● **ABOUT THIS TASK**: Report each line of the entries that contains the word "Request", copied in full.

● **Page and application data records**:

☆ ☆ ☆ ☆ ☆

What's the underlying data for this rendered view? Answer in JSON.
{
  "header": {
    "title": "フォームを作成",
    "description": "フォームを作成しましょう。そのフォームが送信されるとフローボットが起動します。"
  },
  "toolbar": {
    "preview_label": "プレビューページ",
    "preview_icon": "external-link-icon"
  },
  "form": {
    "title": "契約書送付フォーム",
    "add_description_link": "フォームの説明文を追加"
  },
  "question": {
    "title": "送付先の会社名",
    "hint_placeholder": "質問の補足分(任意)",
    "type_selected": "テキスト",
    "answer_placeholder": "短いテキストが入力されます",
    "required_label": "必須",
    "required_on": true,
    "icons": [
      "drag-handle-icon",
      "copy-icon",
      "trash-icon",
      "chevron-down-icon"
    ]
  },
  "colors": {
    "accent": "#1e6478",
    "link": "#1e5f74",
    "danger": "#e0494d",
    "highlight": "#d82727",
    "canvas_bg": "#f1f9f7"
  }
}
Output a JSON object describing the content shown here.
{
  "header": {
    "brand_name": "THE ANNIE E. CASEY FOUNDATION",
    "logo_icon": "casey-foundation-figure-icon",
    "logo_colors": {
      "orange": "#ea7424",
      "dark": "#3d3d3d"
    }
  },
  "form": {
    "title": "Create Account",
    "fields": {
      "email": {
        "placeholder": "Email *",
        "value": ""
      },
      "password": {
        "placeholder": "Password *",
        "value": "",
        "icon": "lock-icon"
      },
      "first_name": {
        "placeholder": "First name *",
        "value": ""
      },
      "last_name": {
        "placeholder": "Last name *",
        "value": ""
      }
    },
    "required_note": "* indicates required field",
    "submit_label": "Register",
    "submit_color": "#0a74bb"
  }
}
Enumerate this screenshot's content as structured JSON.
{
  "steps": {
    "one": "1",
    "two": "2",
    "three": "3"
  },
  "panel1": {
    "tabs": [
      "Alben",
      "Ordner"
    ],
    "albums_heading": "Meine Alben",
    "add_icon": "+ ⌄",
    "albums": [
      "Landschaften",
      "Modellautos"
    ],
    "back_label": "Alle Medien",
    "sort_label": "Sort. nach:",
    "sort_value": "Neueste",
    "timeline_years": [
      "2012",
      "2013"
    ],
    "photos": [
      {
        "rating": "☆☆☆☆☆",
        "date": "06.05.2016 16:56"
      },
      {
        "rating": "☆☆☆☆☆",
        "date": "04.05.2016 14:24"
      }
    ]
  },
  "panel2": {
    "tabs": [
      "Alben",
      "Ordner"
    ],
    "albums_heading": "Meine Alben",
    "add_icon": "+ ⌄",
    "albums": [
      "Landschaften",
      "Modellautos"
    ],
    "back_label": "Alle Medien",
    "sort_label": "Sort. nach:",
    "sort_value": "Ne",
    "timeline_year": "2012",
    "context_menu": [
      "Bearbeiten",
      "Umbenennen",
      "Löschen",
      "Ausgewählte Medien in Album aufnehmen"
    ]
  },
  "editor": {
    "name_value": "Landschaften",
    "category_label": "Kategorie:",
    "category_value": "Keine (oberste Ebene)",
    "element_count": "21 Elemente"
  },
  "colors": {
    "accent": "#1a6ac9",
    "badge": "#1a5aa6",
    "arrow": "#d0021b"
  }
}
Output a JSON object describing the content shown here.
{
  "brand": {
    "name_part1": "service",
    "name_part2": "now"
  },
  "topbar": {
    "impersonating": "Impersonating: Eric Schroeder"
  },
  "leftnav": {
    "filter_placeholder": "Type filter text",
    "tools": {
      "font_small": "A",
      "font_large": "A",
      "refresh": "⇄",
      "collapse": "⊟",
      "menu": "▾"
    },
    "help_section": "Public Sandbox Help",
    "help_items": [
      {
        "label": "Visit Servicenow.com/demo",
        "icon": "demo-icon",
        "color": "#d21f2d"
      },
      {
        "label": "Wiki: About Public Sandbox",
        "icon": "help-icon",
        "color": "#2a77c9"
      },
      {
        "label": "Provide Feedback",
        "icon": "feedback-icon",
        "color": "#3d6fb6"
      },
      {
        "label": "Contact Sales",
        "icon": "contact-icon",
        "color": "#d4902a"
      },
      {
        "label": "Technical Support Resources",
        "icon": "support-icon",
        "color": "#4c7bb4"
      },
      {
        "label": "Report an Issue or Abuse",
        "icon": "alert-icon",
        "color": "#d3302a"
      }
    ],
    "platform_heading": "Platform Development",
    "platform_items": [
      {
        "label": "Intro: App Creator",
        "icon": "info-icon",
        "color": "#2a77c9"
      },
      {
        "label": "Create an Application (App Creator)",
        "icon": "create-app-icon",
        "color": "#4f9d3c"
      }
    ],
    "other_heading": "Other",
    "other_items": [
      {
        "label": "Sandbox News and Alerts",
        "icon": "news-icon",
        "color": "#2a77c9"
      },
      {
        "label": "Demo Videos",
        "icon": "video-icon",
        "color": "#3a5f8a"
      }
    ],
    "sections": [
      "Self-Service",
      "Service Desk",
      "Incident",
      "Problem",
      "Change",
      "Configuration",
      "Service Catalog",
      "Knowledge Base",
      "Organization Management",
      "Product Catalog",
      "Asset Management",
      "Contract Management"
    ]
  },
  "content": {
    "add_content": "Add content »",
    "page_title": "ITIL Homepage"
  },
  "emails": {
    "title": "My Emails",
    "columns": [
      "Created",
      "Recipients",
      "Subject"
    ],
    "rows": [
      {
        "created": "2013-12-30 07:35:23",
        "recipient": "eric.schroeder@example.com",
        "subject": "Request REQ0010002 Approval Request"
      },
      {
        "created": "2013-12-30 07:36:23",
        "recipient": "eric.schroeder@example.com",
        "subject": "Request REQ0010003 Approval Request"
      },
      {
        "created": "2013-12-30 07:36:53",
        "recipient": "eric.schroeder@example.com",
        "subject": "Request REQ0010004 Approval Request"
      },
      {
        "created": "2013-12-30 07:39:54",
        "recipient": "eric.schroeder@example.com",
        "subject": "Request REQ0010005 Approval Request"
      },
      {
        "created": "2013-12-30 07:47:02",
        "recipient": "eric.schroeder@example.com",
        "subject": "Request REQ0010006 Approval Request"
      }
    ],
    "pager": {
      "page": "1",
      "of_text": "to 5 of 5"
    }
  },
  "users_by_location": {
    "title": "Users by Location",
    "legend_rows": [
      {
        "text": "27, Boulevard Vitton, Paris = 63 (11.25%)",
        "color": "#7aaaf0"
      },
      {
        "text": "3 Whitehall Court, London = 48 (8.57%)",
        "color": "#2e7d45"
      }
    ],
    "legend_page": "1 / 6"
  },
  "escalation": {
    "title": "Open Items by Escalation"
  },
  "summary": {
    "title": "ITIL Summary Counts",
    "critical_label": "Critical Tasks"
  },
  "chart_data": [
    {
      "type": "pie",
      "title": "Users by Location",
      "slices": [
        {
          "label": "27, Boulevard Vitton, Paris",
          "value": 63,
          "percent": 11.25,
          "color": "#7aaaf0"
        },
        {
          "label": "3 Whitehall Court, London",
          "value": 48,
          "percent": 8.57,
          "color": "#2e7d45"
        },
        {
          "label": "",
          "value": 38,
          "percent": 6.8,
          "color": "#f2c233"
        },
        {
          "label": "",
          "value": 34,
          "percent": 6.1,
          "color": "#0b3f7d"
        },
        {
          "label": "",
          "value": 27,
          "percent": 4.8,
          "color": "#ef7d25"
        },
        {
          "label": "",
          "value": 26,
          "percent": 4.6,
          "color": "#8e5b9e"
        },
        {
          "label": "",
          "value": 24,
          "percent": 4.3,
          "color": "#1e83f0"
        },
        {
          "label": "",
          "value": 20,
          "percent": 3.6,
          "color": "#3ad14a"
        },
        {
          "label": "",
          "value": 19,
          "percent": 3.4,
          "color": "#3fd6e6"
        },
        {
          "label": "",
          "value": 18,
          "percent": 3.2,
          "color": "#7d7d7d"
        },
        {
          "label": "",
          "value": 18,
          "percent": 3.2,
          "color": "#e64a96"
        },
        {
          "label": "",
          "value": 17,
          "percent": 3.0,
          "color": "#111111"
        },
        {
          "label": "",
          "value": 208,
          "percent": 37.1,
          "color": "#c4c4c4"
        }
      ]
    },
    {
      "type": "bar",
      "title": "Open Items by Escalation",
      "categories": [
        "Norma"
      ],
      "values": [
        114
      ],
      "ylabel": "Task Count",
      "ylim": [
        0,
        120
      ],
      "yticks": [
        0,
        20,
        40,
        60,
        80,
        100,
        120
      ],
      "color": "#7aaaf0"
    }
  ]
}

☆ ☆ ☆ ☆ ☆

● **EXERCISE OUTPUT**:
        "subject": "Request REQ0010002 Approval Request"
        "subject": "Request REQ0010003 Approval Request"
        "subject": "Request REQ0010004 Approval Request"
        "subject": "Request REQ0010005 Approval Request"
        "subject": "Request REQ0010006 Approval Request"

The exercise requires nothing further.